### Brief
Once the pictures have been removed, repeat the remainder of the records exactly.

Website and app data records
◇ ◇ ◇ ◇ ◇

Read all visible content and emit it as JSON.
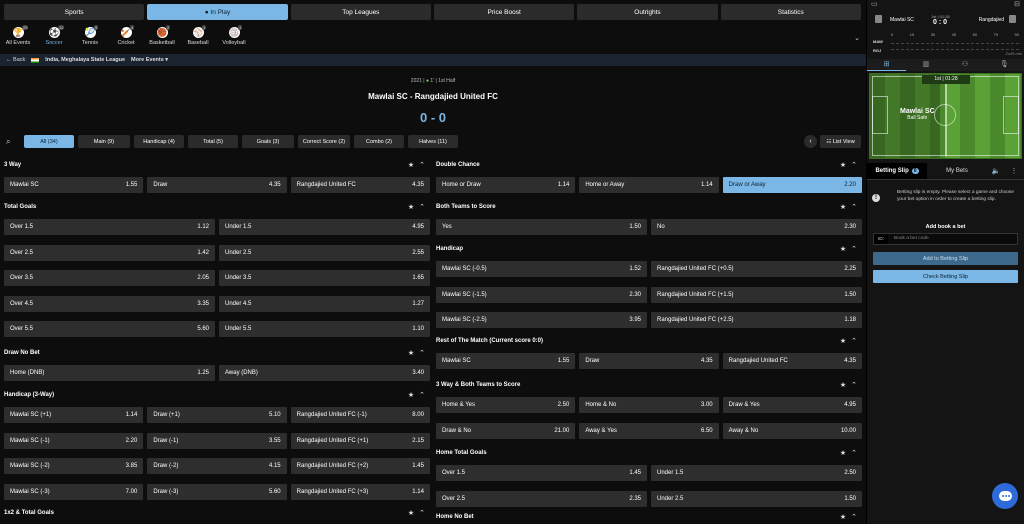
{
  "top_nav": [
    {
      "label": "Sports",
      "active": false
    },
    {
      "label": "● In Play",
      "active": true
    },
    {
      "label": "Top Leagues",
      "active": false
    },
    {
      "label": "Price Boost",
      "active": false
    },
    {
      "label": "Outrights",
      "active": false
    },
    {
      "label": "Statistics",
      "active": false
    }
  ],
  "sports": [
    {
      "label": "All Events",
      "count": "25",
      "icon": "trophy-icon",
      "glyph": "🏆"
    },
    {
      "label": "Soccer",
      "count": "12",
      "icon": "soccer-icon",
      "glyph": "⚽",
      "active": true
    },
    {
      "label": "Tennis",
      "count": "9",
      "icon": "tennis-icon",
      "glyph": "🎾"
    },
    {
      "label": "Cricket",
      "count": "4",
      "icon": "cricket-icon",
      "glyph": "🏏"
    },
    {
      "label": "Basketball",
      "count": "2",
      "icon": "basketball-icon",
      "glyph": "🏀"
    },
    {
      "label": "Baseball",
      "count": "1",
      "icon": "baseball-icon",
      "glyph": "⚾"
    },
    {
      "label": "Volleyball",
      "count": "1",
      "icon": "volleyball-icon",
      "glyph": "🏐"
    }
  ],
  "breadcrumb": {
    "back": "← Back",
    "league": "India, Meghalaya State League",
    "more": "More Events ▾"
  },
  "match": {
    "meta_year": "2021",
    "meta_min": "1'",
    "meta_half": "1st Half",
    "title": "Mawlai SC - Rangdajied United FC",
    "score": "0 - 0"
  },
  "tabs": [
    "All (34)",
    "Main (9)",
    "Handicap (4)",
    "Total (5)",
    "Goals (3)",
    "Correct Score (2)",
    "Combo (2)",
    "Halves (11)"
  ],
  "list_view": "☷ List View",
  "left_markets": [
    {
      "title": "3 Way",
      "cols": 3,
      "rows": [
        [
          [
            "Mawlai SC",
            "1.55"
          ],
          [
            "Draw",
            "4.35"
          ],
          [
            "Rangdajied United FC",
            "4.35"
          ]
        ]
      ]
    },
    {
      "title": "Total Goals",
      "cols": 2,
      "rows": [
        [
          [
            "Over 1.5",
            "1.12"
          ],
          [
            "Under 1.5",
            "4.95"
          ]
        ],
        [
          [
            "Over 2.5",
            "1.42"
          ],
          [
            "Under 2.5",
            "2.55"
          ]
        ],
        [
          [
            "Over 3.5",
            "2.05"
          ],
          [
            "Under 3.5",
            "1.65"
          ]
        ],
        [
          [
            "Over 4.5",
            "3.35"
          ],
          [
            "Under 4.5",
            "1.27"
          ]
        ],
        [
          [
            "Over 5.5",
            "5.60"
          ],
          [
            "Under 5.5",
            "1.10"
          ]
        ]
      ]
    },
    {
      "title": "Draw No Bet",
      "cols": 2,
      "rows": [
        [
          [
            "Home (DNB)",
            "1.25"
          ],
          [
            "Away (DNB)",
            "3.40"
          ]
        ]
      ]
    },
    {
      "title": "Handicap (3-Way)",
      "cols": 3,
      "rows": [
        [
          [
            "Mawlai SC (+1)",
            "1.14"
          ],
          [
            "Draw (+1)",
            "5.10"
          ],
          [
            "Rangdajied United FC (-1)",
            "8.00"
          ]
        ],
        [
          [
            "Mawlai SC (-1)",
            "2.20"
          ],
          [
            "Draw (-1)",
            "3.55"
          ],
          [
            "Rangdajied United FC (+1)",
            "2.15"
          ]
        ],
        [
          [
            "Mawlai SC (-2)",
            "3.85"
          ],
          [
            "Draw (-2)",
            "4.15"
          ],
          [
            "Rangdajied United FC (+2)",
            "1.45"
          ]
        ],
        [
          [
            "Mawlai SC (-3)",
            "7.00"
          ],
          [
            "Draw (-3)",
            "5.60"
          ],
          [
            "Rangdajied United FC (+3)",
            "1.14"
          ]
        ]
      ]
    },
    {
      "title": "1x2 & Total Goals",
      "cols": 3,
      "rows": []
    }
  ],
  "right_markets": [
    {
      "title": "Double Chance",
      "cols": 3,
      "rows": [
        [
          [
            "Home or Draw",
            "1.14"
          ],
          [
            "Home or Away",
            "1.14"
          ],
          [
            "Draw or Away",
            "2.20",
            true
          ]
        ]
      ]
    },
    {
      "title": "Both Teams to Score",
      "cols": 2,
      "rows": [
        [
          [
            "Yes",
            "1.50"
          ],
          [
            "No",
            "2.30"
          ]
        ]
      ]
    },
    {
      "title": "Handicap",
      "cols": 2,
      "rows": [
        [
          [
            "Mawlai SC (-0.5)",
            "1.52"
          ],
          [
            "Rangdajied United FC (+0.5)",
            "2.25"
          ]
        ],
        [
          [
            "Mawlai SC (-1.5)",
            "2.30"
          ],
          [
            "Rangdajied United FC (+1.5)",
            "1.50"
          ]
        ],
        [
          [
            "Mawlai SC (-2.5)",
            "3.95"
          ],
          [
            "Rangdajied United FC (+2.5)",
            "1.18"
          ]
        ]
      ]
    },
    {
      "title": "Rest of The Match (Current score 0:0)",
      "cols": 3,
      "rows": [
        [
          [
            "Mawlai SC",
            "1.55"
          ],
          [
            "Draw",
            "4.35"
          ],
          [
            "Rangdajied United FC",
            "4.35"
          ]
        ]
      ]
    },
    {
      "title": "3 Way & Both Teams to Score",
      "cols": 3,
      "rows": [
        [
          [
            "Home & Yes",
            "2.50"
          ],
          [
            "Home & No",
            "3.00"
          ],
          [
            "Draw & Yes",
            "4.95"
          ]
        ],
        [
          [
            "Draw & No",
            "21.00"
          ],
          [
            "Away & Yes",
            "6.50"
          ],
          [
            "Away & No",
            "10.00"
          ]
        ]
      ]
    },
    {
      "title": "Home Total Goals",
      "cols": 2,
      "rows": [
        [
          [
            "Over 1.5",
            "1.45"
          ],
          [
            "Under 1.5",
            "2.50"
          ]
        ],
        [
          [
            "Over 2.5",
            "2.35"
          ],
          [
            "Under 2.5",
            "1.50"
          ]
        ]
      ]
    },
    {
      "title": "Home No Bet",
      "cols": 2,
      "rows": []
    }
  ],
  "side": {
    "home": "Mawlai SC",
    "away": "Rangdajied",
    "time_label": "1st | 01:28",
    "score": "0 : 0",
    "tl_home": "MAW",
    "tl_away": "RGJ",
    "ticks": [
      "0",
      "15",
      "30",
      "45",
      "60",
      "75",
      "90"
    ],
    "added": "Zu45 min",
    "pitch_clock": "1st | 01:28",
    "pitch_team": "Mawlai SC",
    "pitch_state": "Ball Safe",
    "bs_label": "Betting Slip",
    "bs_count": "0",
    "my_bets": "My Bets",
    "empty_text": "Betting slip is empty. Please select a game and choose your bet option in order to create a betting slip.",
    "add_book": "Add book a bet",
    "book_lbl": "ID:",
    "book_ph": "Book a bet code",
    "add_btn": "Add to Betting Slip",
    "check_btn": "Check Betting Slip"
  },
  "colors": {
    "accent": "#7ab7e6",
    "button": "#2e2e2e",
    "bg": "#0d0d0d"
  }
}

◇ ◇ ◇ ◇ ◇

### Response
Read all visible content and emit it as JSON.
{
  "top_nav": [
    {
      "label": "Sports",
      "active": false
    },
    {
      "label": "● In Play",
      "active": true
    },
    {
      "label": "Top Leagues",
      "active": false
    },
    {
      "label": "Price Boost",
      "active": false
    },
    {
      "label": "Outrights",
      "active": false
    },
    {
      "label": "Statistics",
      "active": false
    }
  ],
  "sports": [
    {
      "label": "All Events",
      "count": "25",
      "icon": "trophy-icon",
      "glyph": "🏆"
    },
    {
      "label": "Soccer",
      "count": "12",
      "icon": "soccer-icon",
      "glyph": "⚽",
      "active": true
    },
    {
      "label": "Tennis",
      "count": "9",
      "icon": "tennis-icon",
      "glyph": "🎾"
    },
    {
      "label": "Cricket",
      "count": "4",
      "icon": "cricket-icon",
      "glyph": "🏏"
    },
    {
      "label": "Basketball",
      "count": "2",
      "icon": "basketball-icon",
      "glyph": "🏀"
    },
    {
      "label": "Baseball",
      "count": "1",
      "icon": "baseball-icon",
      "glyph": "⚾"
    },
    {
      "label": "Volleyball",
      "count": "1",
      "icon": "volleyball-icon",
      "glyph": "🏐"
    }
  ],
  "breadcrumb": {
    "back": "← Back",
    "league": "India, Meghalaya State League",
    "more": "More Events ▾"
  },
  "match": {
    "meta_year": "2021",
    "meta_min": "1'",
    "meta_half": "1st Half",
    "title": "Mawlai SC - Rangdajied United FC",
    "score": "0 - 0"
  },
  "tabs": [
    "All (34)",
    "Main (9)",
    "Handicap (4)",
    "Total (5)",
    "Goals (3)",
    "Correct Score (2)",
    "Combo (2)",
    "Halves (11)"
  ],
  "list_view": "☷ List View",
  "left_markets": [
    {
      "title": "3 Way",
      "cols": 3,
      "rows": [
        [
          [
            "Mawlai SC",
            "1.55"
          ],
          [
            "Draw",
            "4.35"
          ],
          [
            "Rangdajied United FC",
            "4.35"
          ]
        ]
      ]
    },
    {
      "title": "Total Goals",
      "cols": 2,
      "rows": [
        [
          [
            "Over 1.5",
            "1.12"
          ],
          [
            "Under 1.5",
            "4.95"
          ]
        ],
        [
          [
            "Over 2.5",
            "1.42"
          ],
          [
            "Under 2.5",
            "2.55"
          ]
        ],
        [
          [
            "Over 3.5",
            "2.05"
          ],
          [
            "Under 3.5",
            "1.65"
          ]
        ],
        [
          [
            "Over 4.5",
            "3.35"
          ],
          [
            "Under 4.5",
            "1.27"
          ]
        ],
        [
          [
            "Over 5.5",
            "5.60"
          ],
          [
            "Under 5.5",
            "1.10"
          ]
        ]
      ]
    },
    {
      "title": "Draw No Bet",
      "cols": 2,
      "rows": [
        [
          [
            "Home (DNB)",
            "1.25"
          ],
          [
            "Away (DNB)",
            "3.40"
          ]
        ]
      ]
    },
    {
      "title": "Handicap (3-Way)",
      "cols": 3,
      "rows": [
        [
          [
            "Mawlai SC (+1)",
            "1.14"
          ],
          [
            "Draw (+1)",
            "5.10"
          ],
          [
            "Rangdajied United FC (-1)",
            "8.00"
          ]
        ],
        [
          [
            "Mawlai SC (-1)",
            "2.20"
          ],
          [
            "Draw (-1)",
            "3.55"
          ],
          [
            "Rangdajied United FC (+1)",
            "2.15"
          ]
        ],
        [
          [
            "Mawlai SC (-2)",
            "3.85"
          ],
          [
            "Draw (-2)",
            "4.15"
          ],
          [
            "Rangdajied United FC (+2)",
            "1.45"
          ]
        ],
        [
          [
            "Mawlai SC (-3)",
            "7.00"
          ],
          [
            "Draw (-3)",
            "5.60"
          ],
          [
            "Rangdajied United FC (+3)",
            "1.14"
          ]
        ]
      ]
    },
    {
      "title": "1x2 & Total Goals",
      "cols": 3,
      "rows": []
    }
  ],
  "right_markets": [
    {
      "title": "Double Chance",
      "cols": 3,
      "rows": [
        [
          [
            "Home or Draw",
            "1.14"
          ],
          [
            "Home or Away",
            "1.14"
          ],
          [
            "Draw or Away",
            "2.20",
            true
          ]
        ]
      ]
    },
    {
      "title": "Both Teams to Score",
      "cols": 2,
      "rows": [
        [
          [
            "Yes",
            "1.50"
          ],
          [
            "No",
            "2.30"
          ]
        ]
      ]
    },
    {
      "title": "Handicap",
      "cols": 2,
      "rows": [
        [
          [
            "Mawlai SC (-0.5)",
            "1.52"
          ],
          [
            "Rangdajied United FC (+0.5)",
            "2.25"
          ]
        ],
        [
          [
            "Mawlai SC (-1.5)",
            "2.30"
          ],
          [
            "Rangdajied United FC (+1.5)",
            "1.50"
          ]
        ],
        [
          [
            "Mawlai SC (-2.5)",
            "3.95"
          ],
          [
            "Rangdajied United FC (+2.5)",
            "1.18"
          ]
        ]
      ]
    },
    {
      "title": "Rest of The Match (Current score 0:0)",
      "cols": 3,
      "rows": [
        [
          [
            "Mawlai SC",
            "1.55"
          ],
          [
            "Draw",
            "4.35"
          ],
          [
            "Rangdajied United FC",
            "4.35"
          ]
        ]
      ]
    },
    {
      "title": "3 Way & Both Teams to Score",
      "cols": 3,
      "rows": [
        [
          [
            "Home & Yes",
            "2.50"
          ],
          [
            "Home & No",
            "3.00"
          ],
          [
            "Draw & Yes",
            "4.95"
          ]
        ],
        [
          [
            "Draw & No",
            "21.00"
          ],
          [
            "Away & Yes",
            "6.50"
          ],
          [
            "Away & No",
            "10.00"
          ]
        ]
      ]
    },
    {
      "title": "Home Total Goals",
      "cols": 2,
      "rows": [
        [
          [
            "Over 1.5",
            "1.45"
          ],
          [
            "Under 1.5",
            "2.50"
          ]
        ],
        [
          [
            "Over 2.5",
            "2.35"
          ],
          [
            "Under 2.5",
            "1.50"
          ]
        ]
      ]
    },
    {
      "title": "Home No Bet",
      "cols": 2,
      "rows": []
    }
  ],
  "side": {
    "home": "Mawlai SC",
    "away": "Rangdajied",
    "time_label": "1st | 01:28",
    "score": "0 : 0",
    "tl_home": "MAW",
    "tl_away": "RGJ",
    "ticks": [
      "0",
      "15",
      "30",
      "45",
      "60",
      "75",
      "90"
    ],
    "added": "Zu45 min",
    "pitch_clock": "1st | 01:28",
    "pitch_team": "Mawlai SC",
    "pitch_state": "Ball Safe",
    "bs_label": "Betting Slip",
    "bs_count": "0",
    "my_bets": "My Bets",
    "empty_text": "Betting slip is empty. Please select a game and choose your bet option in order to create a betting slip.",
    "add_book": "Add book a bet",
    "book_lbl": "ID:",
    "book_ph": "Book a bet code",
    "add_btn": "Add to Betting Slip",
    "check_btn": "Check Betting Slip"
  },
  "colors": {
    "accent": "#7ab7e6",
    "button": "#2e2e2e",
    "bg": "#0d0d0d"
  }
}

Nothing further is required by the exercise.